Here are just a few data points to begin to back this thesis up.

At the end of last year MobiHealthNews spent considerable time aggregating investment data about nearly 300 digital health startups with patient-facing product offerings. We analyzed the data set a number of ways, but one was to break down investment dollars by year. As the graph below shows -- with $939 million -- 2012 was the peak year for investment dollars. Both 2011 and 2013 were fairly sizable with around $800 million each year, but 2013 brought in slightly less investment dollars than 2011.

MobiHealthNews Founders and Funders Report

There are lots of ways to poke holes in this data. This is just for patient-facing companies and it does not include genomics companies. It doesn't include the hundreds of EHR-focused companies or those medical startups working on tools exclusively for physician use on patients. Still, the patient-facing funding data we collected is hard to reconcile with claims that overall digital health funding is growing by leaps and bounds year-over-year.

Another smaller data set points to there being something special about 2012 for digital health. A recent report by Chilmark Research, called Benchmark Report 2013: Payer Adoption of Emerging Consumer Tech, found that health insurance companies in the US launched more iPhone apps in 2012 than they did in 2013 -- there's actually a steep drop off. They launched more apps in 2011 than in 2013, too.

Chilmark Research: Benchmark Report 2013: Payer Adoption of Emerging Consumer Tech – Payers Continue their Pursuit of the Digital Consumer Chilmark Research: Benchmark Report 2013: Payer Adoption of Emerging Consumer Tech – Payers Continue their Pursuit of the Digital Consumer

Payers are also increasingly partnering with biometric device companies, which the firm described as the "latest fad" for payers pursuing consumer technologies. Many companies working in digital health today are courting payers as one of their key customer groups.

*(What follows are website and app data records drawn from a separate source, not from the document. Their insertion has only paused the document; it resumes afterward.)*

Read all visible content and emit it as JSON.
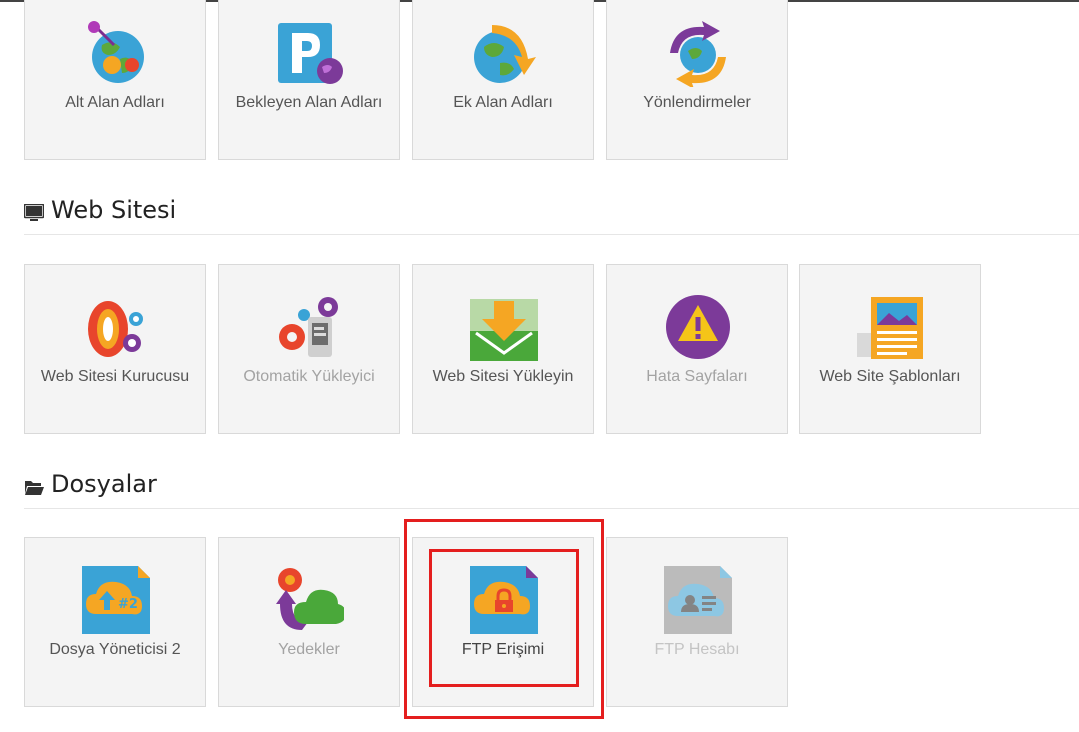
{
  "domains": {
    "items": [
      {
        "label": "Alt Alan Adları",
        "icon": "globe-pin-icon"
      },
      {
        "label": "Bekleyen Alan Adları",
        "icon": "parking-globe-icon"
      },
      {
        "label": "Ek Alan Adları",
        "icon": "globe-arrow-icon"
      },
      {
        "label": "Yönlendirmeler",
        "icon": "redirect-globe-icon"
      }
    ]
  },
  "website": {
    "title": "Web Sitesi",
    "items": [
      {
        "label": "Web Sitesi Kurucusu",
        "icon": "site-builder-icon"
      },
      {
        "label": "Otomatik Yükleyici",
        "icon": "auto-installer-icon"
      },
      {
        "label": "Web Sitesi Yükleyin",
        "icon": "website-upload-icon"
      },
      {
        "label": "Hata Sayfaları",
        "icon": "warning-icon"
      },
      {
        "label": "Web Site Şablonları",
        "icon": "templates-icon"
      }
    ]
  },
  "files": {
    "title": "Dosyalar",
    "items": [
      {
        "label": "Dosya Yöneticisi 2",
        "icon": "cloud-upload-file-icon"
      },
      {
        "label": "Yedekler",
        "icon": "backup-cloud-icon"
      },
      {
        "label": "FTP Erişimi",
        "icon": "ftp-lock-icon"
      },
      {
        "label": "FTP Hesabı",
        "icon": "ftp-account-icon"
      }
    ]
  },
  "colors": {
    "highlight": "#e41e1e",
    "tile_bg": "#f4f4f4"
  }
}
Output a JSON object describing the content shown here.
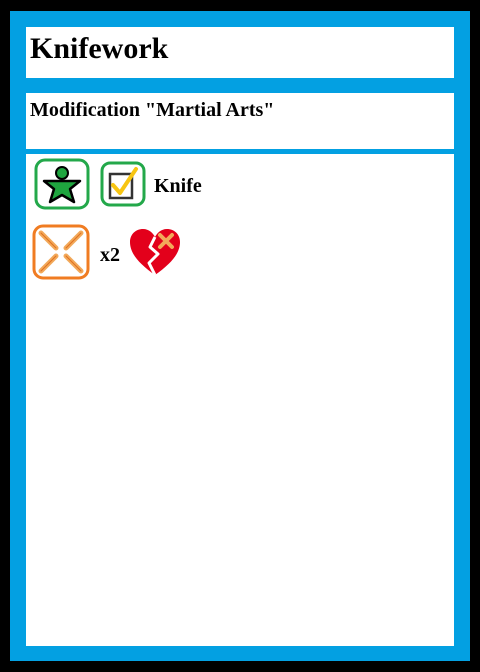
{
  "card": {
    "title": "Knifework",
    "subtitle": "Modification \"Martial Arts\"",
    "requirements": {
      "icons": [
        "person-icon",
        "checkbox-check-icon"
      ],
      "weapon_label": "Knife"
    },
    "effect": {
      "icons": [
        "crosshair-icon",
        "broken-heart-icon"
      ],
      "multiplier": "x2"
    }
  },
  "colors": {
    "border": "#03a0e2",
    "green_frame": "#23a84a",
    "orange_frame": "#f07c22",
    "heart": "#e3001b",
    "check": "#f7c512",
    "x_mark": "#f2a95a"
  }
}
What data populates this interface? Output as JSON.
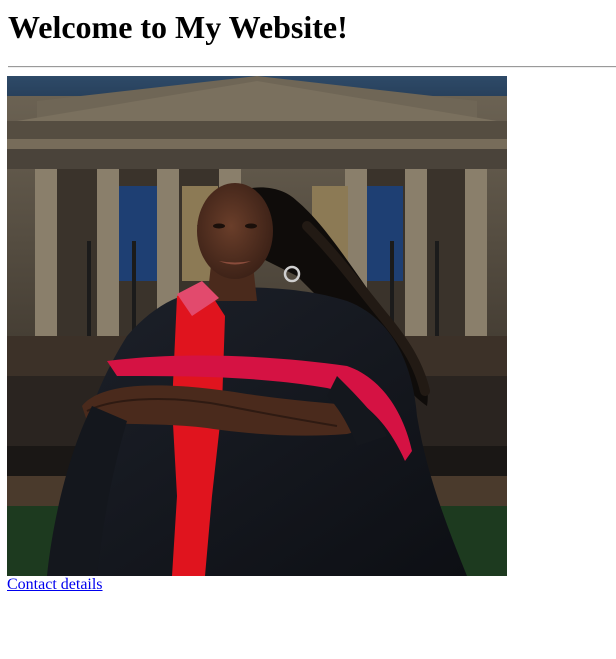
{
  "page": {
    "heading": "Welcome to My Website!",
    "link_text": "Contact details"
  },
  "photo": {
    "subject": "graduate-portrait",
    "colors": {
      "sky": "#243a52",
      "building": "#5a5246",
      "banner": "#1e3f73",
      "gown": "#14171d",
      "sash": "#d51243",
      "dress": "#e0141e",
      "skin": "#4a2a1c",
      "grass": "#1d3a1f"
    }
  },
  "colors": {
    "link": "#0000ee",
    "rule": "#9a9a9a"
  }
}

The indication that payers might be moving away from a “build it” mindset to a “buy it” mindset is a sign of maturation in the industry. There is a little more evidence that at least a few big payers are of that mind -- take Humana's acquisition of Healthrageous and UnitedHealth's expected Audax Health buy. More on that below.